(Activity)
The required output is every entry below, copied exactly.

App and web page records:
::::::::
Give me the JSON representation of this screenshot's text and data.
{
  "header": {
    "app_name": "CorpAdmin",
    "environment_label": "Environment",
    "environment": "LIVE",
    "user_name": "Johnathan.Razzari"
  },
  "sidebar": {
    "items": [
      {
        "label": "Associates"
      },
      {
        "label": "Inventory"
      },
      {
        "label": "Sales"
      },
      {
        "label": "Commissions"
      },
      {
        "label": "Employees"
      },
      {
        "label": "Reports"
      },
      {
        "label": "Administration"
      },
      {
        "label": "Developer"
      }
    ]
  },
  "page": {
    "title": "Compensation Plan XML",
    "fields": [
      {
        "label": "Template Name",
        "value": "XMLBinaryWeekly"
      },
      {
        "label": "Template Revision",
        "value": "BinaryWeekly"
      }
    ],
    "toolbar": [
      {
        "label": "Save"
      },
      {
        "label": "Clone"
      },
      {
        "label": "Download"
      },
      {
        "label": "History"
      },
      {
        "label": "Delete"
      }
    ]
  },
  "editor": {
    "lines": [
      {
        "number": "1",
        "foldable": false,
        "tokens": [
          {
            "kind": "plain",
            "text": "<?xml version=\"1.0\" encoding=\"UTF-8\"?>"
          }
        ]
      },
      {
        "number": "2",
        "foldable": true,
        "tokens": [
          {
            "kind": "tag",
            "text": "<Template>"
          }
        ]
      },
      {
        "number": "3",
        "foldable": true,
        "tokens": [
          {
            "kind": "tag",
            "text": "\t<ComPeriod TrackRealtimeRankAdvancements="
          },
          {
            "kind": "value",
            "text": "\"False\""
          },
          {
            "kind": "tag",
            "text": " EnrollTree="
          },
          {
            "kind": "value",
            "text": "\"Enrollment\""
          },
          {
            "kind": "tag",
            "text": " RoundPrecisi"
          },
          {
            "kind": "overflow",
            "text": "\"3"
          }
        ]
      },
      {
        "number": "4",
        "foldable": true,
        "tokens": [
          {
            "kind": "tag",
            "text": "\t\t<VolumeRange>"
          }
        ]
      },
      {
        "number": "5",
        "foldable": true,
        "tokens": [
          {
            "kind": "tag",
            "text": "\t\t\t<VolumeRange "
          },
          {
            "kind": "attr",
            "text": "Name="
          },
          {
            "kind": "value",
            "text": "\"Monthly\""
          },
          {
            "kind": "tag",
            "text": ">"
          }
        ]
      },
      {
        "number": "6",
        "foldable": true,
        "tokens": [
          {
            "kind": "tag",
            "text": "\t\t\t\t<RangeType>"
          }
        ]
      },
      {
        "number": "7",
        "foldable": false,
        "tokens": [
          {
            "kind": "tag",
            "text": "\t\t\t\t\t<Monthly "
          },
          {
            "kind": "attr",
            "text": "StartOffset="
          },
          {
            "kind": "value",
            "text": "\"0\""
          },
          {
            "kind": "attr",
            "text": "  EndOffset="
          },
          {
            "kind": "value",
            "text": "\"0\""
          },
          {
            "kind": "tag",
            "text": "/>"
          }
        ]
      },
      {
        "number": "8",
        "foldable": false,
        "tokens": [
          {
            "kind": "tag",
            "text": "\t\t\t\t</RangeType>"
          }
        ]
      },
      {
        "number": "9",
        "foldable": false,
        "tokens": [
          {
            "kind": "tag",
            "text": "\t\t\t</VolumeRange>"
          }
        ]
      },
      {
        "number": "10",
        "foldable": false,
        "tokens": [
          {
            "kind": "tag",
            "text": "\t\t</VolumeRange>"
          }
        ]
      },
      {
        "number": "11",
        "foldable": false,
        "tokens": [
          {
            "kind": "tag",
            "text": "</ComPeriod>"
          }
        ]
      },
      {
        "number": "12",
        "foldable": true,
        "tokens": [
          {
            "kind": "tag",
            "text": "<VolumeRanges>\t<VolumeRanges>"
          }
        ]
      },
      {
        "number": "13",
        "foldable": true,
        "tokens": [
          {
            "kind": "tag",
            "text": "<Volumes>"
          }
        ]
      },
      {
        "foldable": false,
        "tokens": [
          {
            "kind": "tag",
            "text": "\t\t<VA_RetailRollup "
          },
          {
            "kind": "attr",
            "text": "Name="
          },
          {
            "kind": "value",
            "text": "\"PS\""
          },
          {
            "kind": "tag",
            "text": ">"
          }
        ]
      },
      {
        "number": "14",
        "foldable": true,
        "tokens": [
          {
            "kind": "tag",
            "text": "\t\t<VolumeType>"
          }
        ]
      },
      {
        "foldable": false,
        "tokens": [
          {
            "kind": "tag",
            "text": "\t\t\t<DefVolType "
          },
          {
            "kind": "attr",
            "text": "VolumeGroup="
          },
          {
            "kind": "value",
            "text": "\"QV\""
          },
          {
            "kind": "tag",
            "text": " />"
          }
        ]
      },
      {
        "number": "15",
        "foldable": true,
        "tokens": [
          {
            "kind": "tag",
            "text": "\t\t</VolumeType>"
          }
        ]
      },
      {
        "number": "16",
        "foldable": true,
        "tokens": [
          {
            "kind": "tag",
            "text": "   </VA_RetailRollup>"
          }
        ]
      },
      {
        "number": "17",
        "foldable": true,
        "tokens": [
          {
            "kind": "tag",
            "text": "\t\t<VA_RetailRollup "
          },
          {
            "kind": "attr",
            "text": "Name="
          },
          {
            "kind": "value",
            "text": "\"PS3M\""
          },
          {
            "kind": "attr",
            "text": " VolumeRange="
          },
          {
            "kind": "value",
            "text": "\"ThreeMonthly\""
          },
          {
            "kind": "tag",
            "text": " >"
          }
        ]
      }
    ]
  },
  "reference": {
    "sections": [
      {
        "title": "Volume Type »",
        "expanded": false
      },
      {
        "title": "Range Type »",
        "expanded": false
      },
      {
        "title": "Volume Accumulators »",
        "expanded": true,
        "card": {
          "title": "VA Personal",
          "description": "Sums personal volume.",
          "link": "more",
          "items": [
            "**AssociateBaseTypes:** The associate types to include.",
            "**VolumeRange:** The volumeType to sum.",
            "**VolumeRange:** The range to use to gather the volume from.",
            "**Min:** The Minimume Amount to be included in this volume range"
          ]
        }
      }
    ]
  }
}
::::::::
(Answer box)
Give me the JSON representation of this screenshot's text and data.
{
  "header": {
    "app_name": "CorpAdmin",
    "environment_label": "Environment",
    "environment": "LIVE",
    "user_name": "Johnathan.Razzari"
  },
  "sidebar": {
    "items": [
      {
        "label": "Associates"
      },
      {
        "label": "Inventory"
      },
      {
        "label": "Sales"
      },
      {
        "label": "Commissions"
      },
      {
        "label": "Employees"
      },
      {
        "label": "Reports"
      },
      {
        "label": "Administration"
      },
      {
        "label": "Developer"
      }
    ]
  },
  "page": {
    "title": "Compensation Plan XML",
    "fields": [
      {
        "label": "Template Name",
        "value": "XMLBinaryWeekly"
      },
      {
        "label": "Template Revision",
        "value": "BinaryWeekly"
      }
    ],
    "toolbar": [
      {
        "label": "Save"
      },
      {
        "label": "Clone"
      },
      {
        "label": "Download"
      },
      {
        "label": "History"
      },
      {
        "label": "Delete"
      }
    ]
  },
  "editor": {
    "lines": [
      {
        "number": "1",
        "foldable": false,
        "tokens": [
          {
            "kind": "plain",
            "text": "<?xml version=\"1.0\" encoding=\"UTF-8\"?>"
          }
        ]
      },
      {
        "number": "2",
        "foldable": true,
        "tokens": [
          {
            "kind": "tag",
            "text": "<Template>"
          }
        ]
      },
      {
        "number": "3",
        "foldable": true,
        "tokens": [
          {
            "kind": "tag",
            "text": "\t<ComPeriod TrackRealtimeRankAdvancements="
          },
          {
            "kind": "value",
            "text": "\"False\""
          },
          {
            "kind": "tag",
            "text": " EnrollTree="
          },
          {
            "kind": "value",
            "text": "\"Enrollment\""
          },
          {
            "kind": "tag",
            "text": " RoundPrecisi"
          },
          {
            "kind": "overflow",
            "text": "\"3"
          }
        ]
      },
      {
        "number": "4",
        "foldable": true,
        "tokens": [
          {
            "kind": "tag",
            "text": "\t\t<VolumeRange>"
          }
        ]
      },
      {
        "number": "5",
        "foldable": true,
        "tokens": [
          {
            "kind": "tag",
            "text": "\t\t\t<VolumeRange "
          },
          {
            "kind": "attr",
            "text": "Name="
          },
          {
            "kind": "value",
            "text": "\"Monthly\""
          },
          {
            "kind": "tag",
            "text": ">"
          }
        ]
      },
      {
        "number": "6",
        "foldable": true,
        "tokens": [
          {
            "kind": "tag",
            "text": "\t\t\t\t<RangeType>"
          }
        ]
      },
      {
        "number": "7",
        "foldable": false,
        "tokens": [
          {
            "kind": "tag",
            "text": "\t\t\t\t\t<Monthly "
          },
          {
            "kind": "attr",
            "text": "StartOffset="
          },
          {
            "kind": "value",
            "text": "\"0\""
          },
          {
            "kind": "attr",
            "text": "  EndOffset="
          },
          {
            "kind": "value",
            "text": "\"0\""
          },
          {
            "kind": "tag",
            "text": "/>"
          }
        ]
      },
      {
        "number": "8",
        "foldable": false,
        "tokens": [
          {
            "kind": "tag",
            "text": "\t\t\t\t</RangeType>"
          }
        ]
      },
      {
        "number": "9",
        "foldable": false,
        "tokens": [
          {
            "kind": "tag",
            "text": "\t\t\t</VolumeRange>"
          }
        ]
      },
      {
        "number": "10",
        "foldable": false,
        "tokens": [
          {
            "kind": "tag",
            "text": "\t\t</VolumeRange>"
          }
        ]
      },
      {
        "number": "11",
        "foldable": false,
        "tokens": [
          {
            "kind": "tag",
            "text": "</ComPeriod>"
          }
        ]
      },
      {
        "number": "12",
        "foldable": true,
        "tokens": [
          {
            "kind": "tag",
            "text": "<VolumeRanges>\t<VolumeRanges>"
          }
        ]
      },
      {
        "number": "13",
        "foldable": true,
        "tokens": [
          {
            "kind": "tag",
            "text": "<Volumes>"
          }
        ]
      },
      {
        "foldable": false,
        "tokens": [
          {
            "kind": "tag",
            "text": "\t\t<VA_RetailRollup "
          },
          {
            "kind": "attr",
            "text": "Name="
          },
          {
            "kind": "value",
            "text": "\"PS\""
          },
          {
            "kind": "tag",
            "text": ">"
          }
        ]
      },
      {
        "number": "14",
        "foldable": true,
        "tokens": [
          {
            "kind": "tag",
            "text": "\t\t<VolumeType>"
          }
        ]
      },
      {
        "foldable": false,
        "tokens": [
          {
            "kind": "tag",
            "text": "\t\t\t<DefVolType "
          },
          {
            "kind": "attr",
            "text": "VolumeGroup="
          },
          {
            "kind": "value",
            "text": "\"QV\""
          },
          {
            "kind": "tag",
            "text": " />"
          }
        ]
      },
      {
        "number": "15",
        "foldable": true,
        "tokens": [
          {
            "kind": "tag",
            "text": "\t\t</VolumeType>"
          }
        ]
      },
      {
        "number": "16",
        "foldable": true,
        "tokens": [
          {
            "kind": "tag",
            "text": "   </VA_RetailRollup>"
          }
        ]
      },
      {
        "number": "17",
        "foldable": true,
        "tokens": [
          {
            "kind": "tag",
            "text": "\t\t<VA_RetailRollup "
          },
          {
            "kind": "attr",
            "text": "Name="
          },
          {
            "kind": "value",
            "text": "\"PS3M\""
          },
          {
            "kind": "attr",
            "text": " VolumeRange="
          },
          {
            "kind": "value",
            "text": "\"ThreeMonthly\""
          },
          {
            "kind": "tag",
            "text": " >"
          }
        ]
      }
    ]
  },
  "reference": {
    "sections": [
      {
        "title": "Volume Type »",
        "expanded": false
      },
      {
        "title": "Range Type »",
        "expanded": false
      },
      {
        "title": "Volume Accumulators »",
        "expanded": true,
        "card": {
          "title": "VA Personal",
          "description": "Sums personal volume.",
          "link": "more",
          "items": [
            "**AssociateBaseTypes:** The associate types to include.",
            "**VolumeRange:** The volumeType to sum.",
            "**VolumeRange:** The range to use to gather the volume from.",
            "**Min:** The Minimume Amount to be included in this volume range"
          ]
        }
      }
    ]
  }
}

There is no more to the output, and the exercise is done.